We conclude, primarily on the basis of In re Shorter, that the offense proscribed by 26 U.S.C. § 7206 (1) does not involve moral turpitude per se, and that Mr. Kerr is therefore not required to be disbarred under D.C. Code § 11-2503 (a). Without examining the facts of a respondent's conduct, we cannot classify the filing of a false tax return as an offense involving moral turpitude. It is fairly easy to imagine circumstances in which an attorney's violation of section 7206 (1) would be "an act of baseness, vileness, or depravity in the . . . social duties which a man owes to his fellow men or to society in general . . . ." In re Colson, supra, 412 A.2d at 1168 (citation omitted). But it is also easy to posit a situation in which the willful filing of a false tax return does not sink to the level of moral turpitude. Since the facts often make all the difference in cases involving section 7206 (1), a finding of moral turpitude per se would be unfairly inflexible.

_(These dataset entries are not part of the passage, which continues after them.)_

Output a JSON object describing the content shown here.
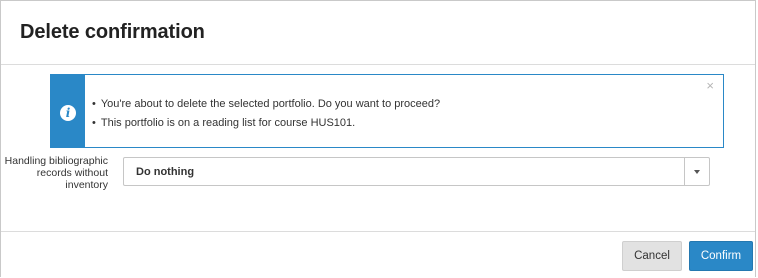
{
  "dialog": {
    "title": "Delete confirmation"
  },
  "alert": {
    "icon": "info-icon",
    "close_symbol": "×",
    "messages": [
      "You're about to delete the selected portfolio. Do you want to proceed?",
      "This portfolio is on a reading list for course HUS101."
    ]
  },
  "handling": {
    "label": "Handling bibliographic records without inventory",
    "selected": "Do nothing"
  },
  "footer": {
    "cancel_label": "Cancel",
    "confirm_label": "Confirm"
  },
  "colors": {
    "accent": "#2a88c7",
    "cancel_bg": "#e2e2e2"
  }
}
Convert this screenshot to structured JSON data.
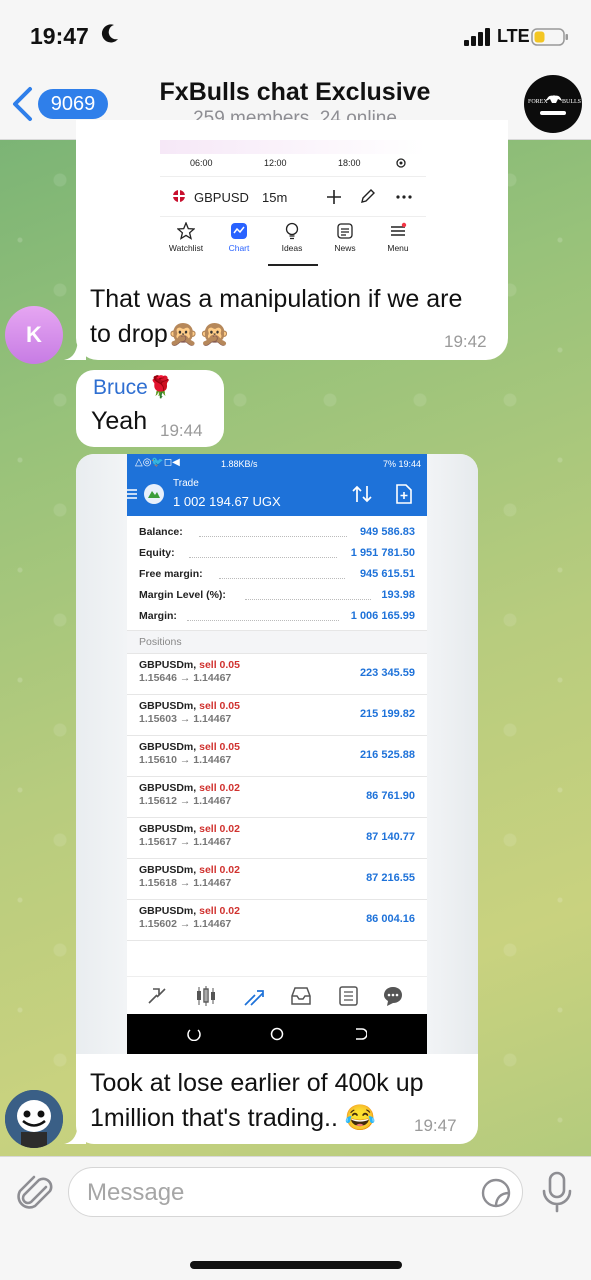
{
  "status_bar": {
    "time": "19:47",
    "network": "LTE"
  },
  "header": {
    "back_count": "9069",
    "title": "FxBulls chat Exclusive",
    "subtitle": "259 members, 24 online",
    "avatar_text_left": "FOREX",
    "avatar_text_right": "BULLS"
  },
  "messages": [
    {
      "type": "image_with_caption",
      "image": {
        "times": [
          "06:00",
          "12:00",
          "18:00"
        ],
        "symbol": "GBPUSD",
        "timeframe": "15m",
        "nav": [
          "Watchlist",
          "Chart",
          "Ideas",
          "News",
          "Menu"
        ]
      },
      "text_line1": "That was a manipulation if we are",
      "text_line2": "to drop🙊🙊",
      "time": "19:42",
      "sender_initial": "K"
    },
    {
      "type": "text",
      "sender": "Bruce🌹",
      "text": "Yeah",
      "time": "19:44"
    },
    {
      "type": "image_with_caption",
      "image": {
        "status_left": "△◎🐦◻◀",
        "status_speed": "1.88KB/s",
        "status_right": "7% 19:44",
        "appbar_title": "Trade",
        "appbar_amount": "1 002 194.67 UGX",
        "summary": [
          {
            "label": "Balance:",
            "value": "949 586.83"
          },
          {
            "label": "Equity:",
            "value": "1 951 781.50"
          },
          {
            "label": "Free margin:",
            "value": "945 615.51"
          },
          {
            "label": "Margin Level (%):",
            "value": "193.98"
          },
          {
            "label": "Margin:",
            "value": "1 006 165.99"
          }
        ],
        "positions_header": "Positions",
        "positions": [
          {
            "symbol": "GBPUSDm,",
            "side": "sell 0.05",
            "prices": "1.15646 → 1.14467",
            "profit": "223 345.59"
          },
          {
            "symbol": "GBPUSDm,",
            "side": "sell 0.05",
            "prices": "1.15603 → 1.14467",
            "profit": "215 199.82"
          },
          {
            "symbol": "GBPUSDm,",
            "side": "sell 0.05",
            "prices": "1.15610 → 1.14467",
            "profit": "216 525.88"
          },
          {
            "symbol": "GBPUSDm,",
            "side": "sell 0.02",
            "prices": "1.15612 → 1.14467",
            "profit": "86 761.90"
          },
          {
            "symbol": "GBPUSDm,",
            "side": "sell 0.02",
            "prices": "1.15617 → 1.14467",
            "profit": "87 140.77"
          },
          {
            "symbol": "GBPUSDm,",
            "side": "sell 0.02",
            "prices": "1.15618 → 1.14467",
            "profit": "87 216.55"
          },
          {
            "symbol": "GBPUSDm,",
            "side": "sell 0.02",
            "prices": "1.15602 → 1.14467",
            "profit": "86 004.16"
          }
        ]
      },
      "text_line1": "Took at lose earlier of 400k up",
      "text_line2": "1million that's trading.. 😂",
      "time": "19:47"
    }
  ],
  "input": {
    "placeholder": "Message"
  },
  "colors": {
    "accent": "#2f7fea",
    "trade_blue": "#1e72d9",
    "sell_red": "#d0322f"
  }
}
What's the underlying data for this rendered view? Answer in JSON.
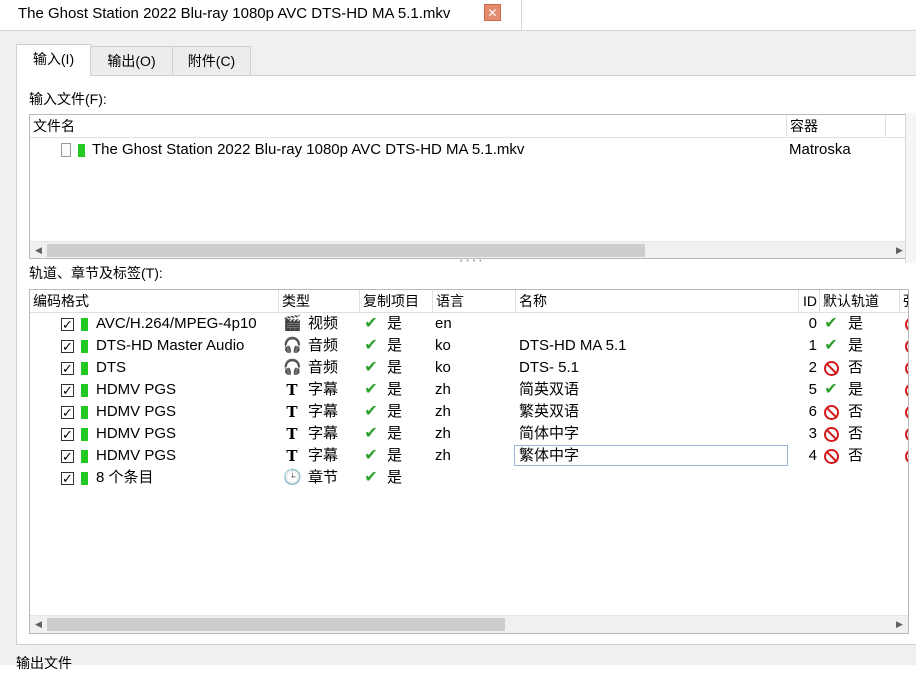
{
  "window": {
    "tab_title": "The Ghost Station 2022 Blu-ray 1080p AVC DTS-HD MA 5.1.mkv",
    "close_glyph": "✕"
  },
  "tabs": [
    {
      "label": "输入(I)"
    },
    {
      "label": "输出(O)"
    },
    {
      "label": "附件(C)"
    }
  ],
  "input_files": {
    "section_label": "输入文件(F):",
    "columns": {
      "filename": "文件名",
      "container": "容器"
    },
    "rows": [
      {
        "filename": "The Ghost Station 2022 Blu-ray 1080p AVC DTS-HD MA 5.1.mkv",
        "container": "Matroska"
      }
    ]
  },
  "tracks": {
    "section_label": "轨道、章节及标签(T):",
    "columns": {
      "codec": "编码格式",
      "type": "类型",
      "copy": "复制项目",
      "language": "语言",
      "name": "名称",
      "id": "ID",
      "default": "默认轨道",
      "forced": "强"
    },
    "rows": [
      {
        "codec": "AVC/H.264/MPEG-4p10",
        "type_icon": "clapperboard-icon",
        "type": "视频",
        "copy": "是",
        "language": "en",
        "name": "",
        "id": "0",
        "default_icon": "check-icon",
        "default": "是"
      },
      {
        "codec": "DTS-HD Master Audio",
        "type_icon": "headphones-icon",
        "type": "音频",
        "copy": "是",
        "language": "ko",
        "name": "DTS-HD MA 5.1",
        "id": "1",
        "default_icon": "check-icon",
        "default": "是"
      },
      {
        "codec": "DTS",
        "type_icon": "headphones-icon",
        "type": "音频",
        "copy": "是",
        "language": "ko",
        "name": "DTS- 5.1",
        "id": "2",
        "default_icon": "no-icon",
        "default": "否"
      },
      {
        "codec": "HDMV PGS",
        "type_icon": "text-icon",
        "type": "字幕",
        "copy": "是",
        "language": "zh",
        "name": "简英双语",
        "id": "5",
        "default_icon": "check-icon",
        "default": "是"
      },
      {
        "codec": "HDMV PGS",
        "type_icon": "text-icon",
        "type": "字幕",
        "copy": "是",
        "language": "zh",
        "name": "繁英双语",
        "id": "6",
        "default_icon": "no-icon",
        "default": "否"
      },
      {
        "codec": "HDMV PGS",
        "type_icon": "text-icon",
        "type": "字幕",
        "copy": "是",
        "language": "zh",
        "name": "简体中字",
        "id": "3",
        "default_icon": "no-icon",
        "default": "否"
      },
      {
        "codec": "HDMV PGS",
        "type_icon": "text-icon",
        "type": "字幕",
        "copy": "是",
        "language": "zh",
        "name": "繁体中字",
        "id": "4",
        "default_icon": "no-icon",
        "default": "否"
      },
      {
        "codec": "8 个条目",
        "type_icon": "clock-icon",
        "type": "章节",
        "copy": "是",
        "language": "",
        "name": "",
        "id": "",
        "default_icon": "",
        "default": ""
      }
    ]
  },
  "output_section_label": "输出文件"
}
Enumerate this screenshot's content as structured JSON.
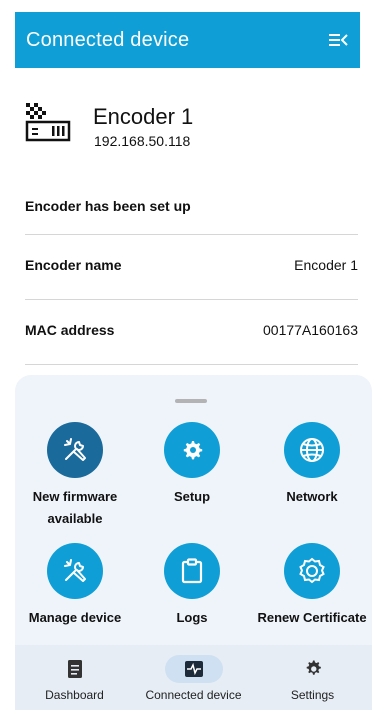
{
  "appbar": {
    "title": "Connected device",
    "menu_icon": "menu-collapse-icon",
    "color": "#0f9fd6"
  },
  "device": {
    "name": "Encoder 1",
    "ip": "192.168.50.118",
    "icon": "encoder-icon"
  },
  "status": "Encoder has been set up",
  "rows": [
    {
      "key": "Encoder name",
      "value": "Encoder 1"
    },
    {
      "key": "MAC address",
      "value": "00177A160163"
    }
  ],
  "actions": [
    {
      "label_line1": "New firmware",
      "label_line2": "available",
      "icon": "tools-icon",
      "style": "dark"
    },
    {
      "label_line1": "Setup",
      "icon": "gear-icon",
      "style": "light"
    },
    {
      "label_line1": "Network",
      "icon": "globe-icon",
      "style": "light"
    },
    {
      "label_line1": "Manage device",
      "icon": "tools-icon",
      "style": "light"
    },
    {
      "label_line1": "Logs",
      "icon": "clipboard-icon",
      "style": "light"
    },
    {
      "label_line1": "Renew Certificate",
      "icon": "certificate-icon",
      "style": "light"
    }
  ],
  "nav": {
    "items": [
      {
        "label": "Dashboard",
        "icon": "document-icon"
      },
      {
        "label": "Connected device",
        "icon": "pulse-icon",
        "active": true
      },
      {
        "label": "Settings",
        "icon": "gear-icon"
      }
    ]
  }
}
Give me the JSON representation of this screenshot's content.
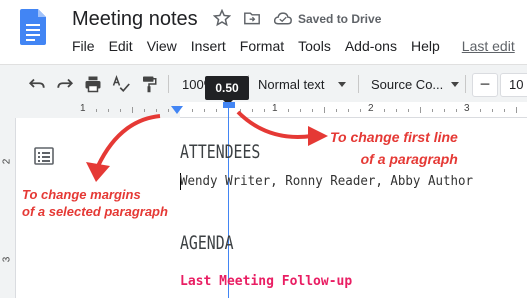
{
  "app": {
    "doc_title": "Meeting notes",
    "save_status": "Saved to Drive",
    "menu": [
      "File",
      "Edit",
      "View",
      "Insert",
      "Format",
      "Tools",
      "Add-ons",
      "Help"
    ],
    "last_edit": "Last edit",
    "icons": {
      "logo": "docs-logo-icon",
      "star": "star-icon",
      "move": "move-to-folder-icon",
      "cloud": "cloud-saved-icon"
    }
  },
  "toolbar": {
    "zoom": "100%",
    "style": "Normal text",
    "font": "Source Co...",
    "font_size": "10",
    "minus": "−"
  },
  "ruler": {
    "numbers": [
      "1",
      "1",
      "2",
      "3"
    ],
    "tooltip": "0.50",
    "vertical_numbers": [
      "2",
      "3"
    ]
  },
  "document": {
    "heading1": "ATTENDEES",
    "attendees": "Wendy Writer, Ronny Reader, Abby Author",
    "heading2": "AGENDA",
    "followup": "Last Meeting Follow-up"
  },
  "annotations": {
    "left_line1": "To change margins",
    "left_line2": "of a selected paragraph",
    "right_line1": "To change first line",
    "right_line2": "of a paragraph"
  },
  "colors": {
    "accent": "#4285f4",
    "annotation": "#e53935",
    "followup": "#e91e63"
  }
}
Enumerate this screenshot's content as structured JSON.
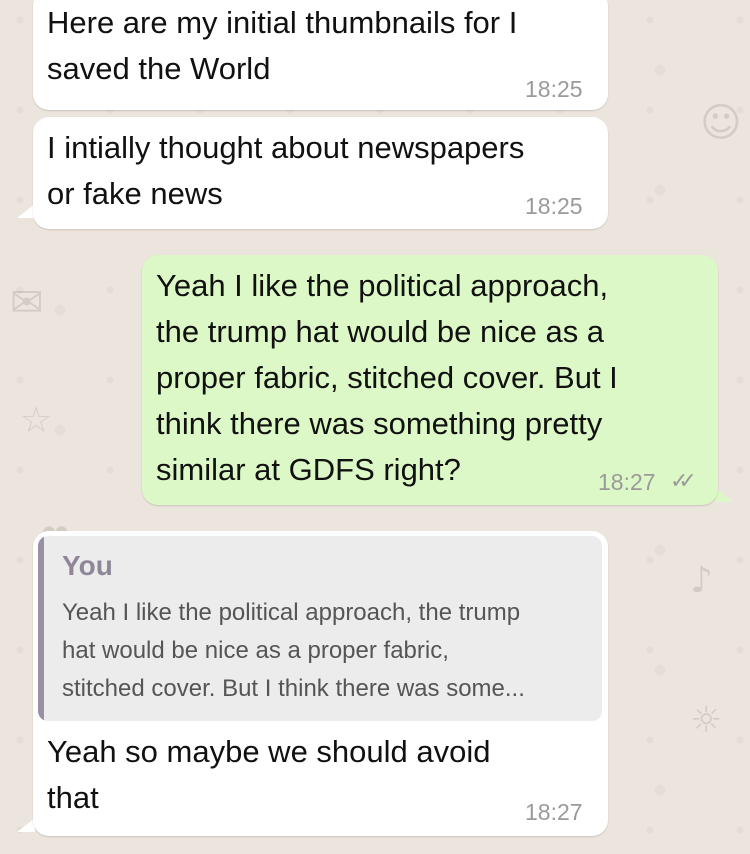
{
  "messages": [
    {
      "direction": "incoming",
      "text": "Here are my initial thumbnails for I\nsaved the World",
      "time": "18:25"
    },
    {
      "direction": "incoming",
      "text": "I intially thought about newspapers\nor fake news",
      "time": "18:25"
    },
    {
      "direction": "outgoing",
      "text": "Yeah I like the political approach,\nthe trump hat would be nice as a\nproper fabric, stitched cover. But I\nthink there was something pretty\nsimilar at GDFS right?",
      "time": "18:27",
      "status_icon": "double-check-icon"
    },
    {
      "direction": "incoming",
      "quote": {
        "author": "You",
        "text": "Yeah I like the political approach, the trump\nhat would be nice as a proper fabric,\nstitched cover. But I think there was some..."
      },
      "text": "Yeah so maybe we should avoid\nthat",
      "time": "18:27"
    }
  ],
  "colors": {
    "incoming_bubble": "#ffffff",
    "outgoing_bubble": "#dcf8c6",
    "wallpaper": "#ece5dd",
    "quote_bar": "#9b8fa6"
  }
}
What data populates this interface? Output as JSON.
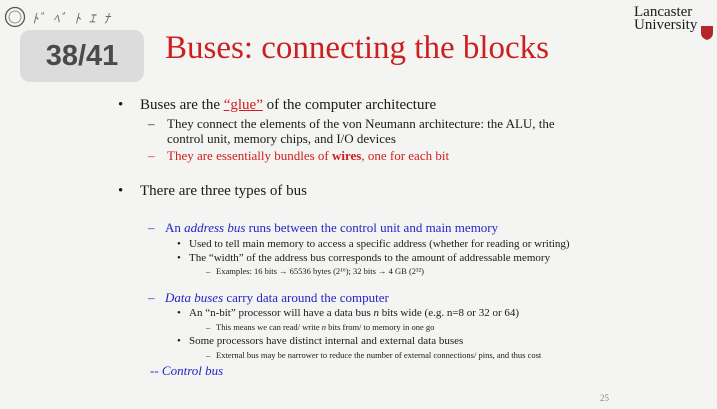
{
  "page_counter": "38/41",
  "title": "Buses: connecting the blocks",
  "university": {
    "line1": "Lancaster",
    "line2": "University"
  },
  "content": {
    "b1_pre": "Buses are the ",
    "b1_glue": "“glue”",
    "b1_post": " of the computer architecture",
    "b1_s1_l1": "They connect the elements of the von Neumann architecture: the ALU, the",
    "b1_s1_l2": "control unit, memory chips, and I/O devices",
    "b1_s2_pre": "They are essentially bundles of ",
    "b1_s2_bold": "wires",
    "b1_s2_post": ", one for each bit",
    "b2": "There are three types of bus",
    "addr_pre": "An ",
    "addr_em": "address bus",
    "addr_post": " runs between the control unit and main memory",
    "addr_p1": "Used to tell main memory to access a specific address (whether for reading or writing)",
    "addr_p2": "The “width” of the address bus corresponds to the amount of addressable memory",
    "addr_p2_ex": "Examples: 16 bits → 65536 bytes (2¹⁶); 32 bits → 4 GB (2³²)",
    "data_em": "Data buses",
    "data_post": " carry data around the computer",
    "data_p1_pre": "An “n-bit” processor will have a data bus ",
    "data_p1_n": "n",
    "data_p1_post": " bits wide (e.g. n=8 or 32 or 64)",
    "data_p1_sub_pre": "This means we can read/ write ",
    "data_p1_sub_n": "n",
    "data_p1_sub_post": " bits from/ to memory in one go",
    "data_p2": "Some processors have distinct internal and external data buses",
    "data_p2_sub": "External bus may be narrower to reduce the number of external connections/ pins, and thus cost",
    "control": "-- Control bus"
  },
  "marks": {
    "bullet": "•",
    "dash": "–"
  },
  "page_number": "25"
}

As we said in a footnote in Colson:
There will be situations in which the question whether a crime inherently involves moral turpitude is very difficult, and that in such cases the Board accordingly will want to err on the side of admitting evidence that goes to the moral implications of the particular respondent's acts, as a way of determining whether his particular offense involved moral turpitude, even if the crime cannot be said per se to do so.
Colson, supra, 412 A.2d at 1165 n.10 (emphasis in original). Today we follow the course charted in Colson and, if we err at all, "err on the side of admitting evidence" of this particular respondent's acts.
The Board has recommended that Mr. Kerr be suspended for one year from the practice of law. It also urges that whatever sanction we impose on Mr. Kerr be retroactive to November 21, 1989, the date of his original suspension under Rule XI, § 10 (c). Mr. Kerr does not contest either recommendation, and we accept both.
It is therefore ORDERED that Frederick M. Kerr be, and hereby is, suspended from the practice of law in the District of Columbia for a period of one year, effective November 21, 1989.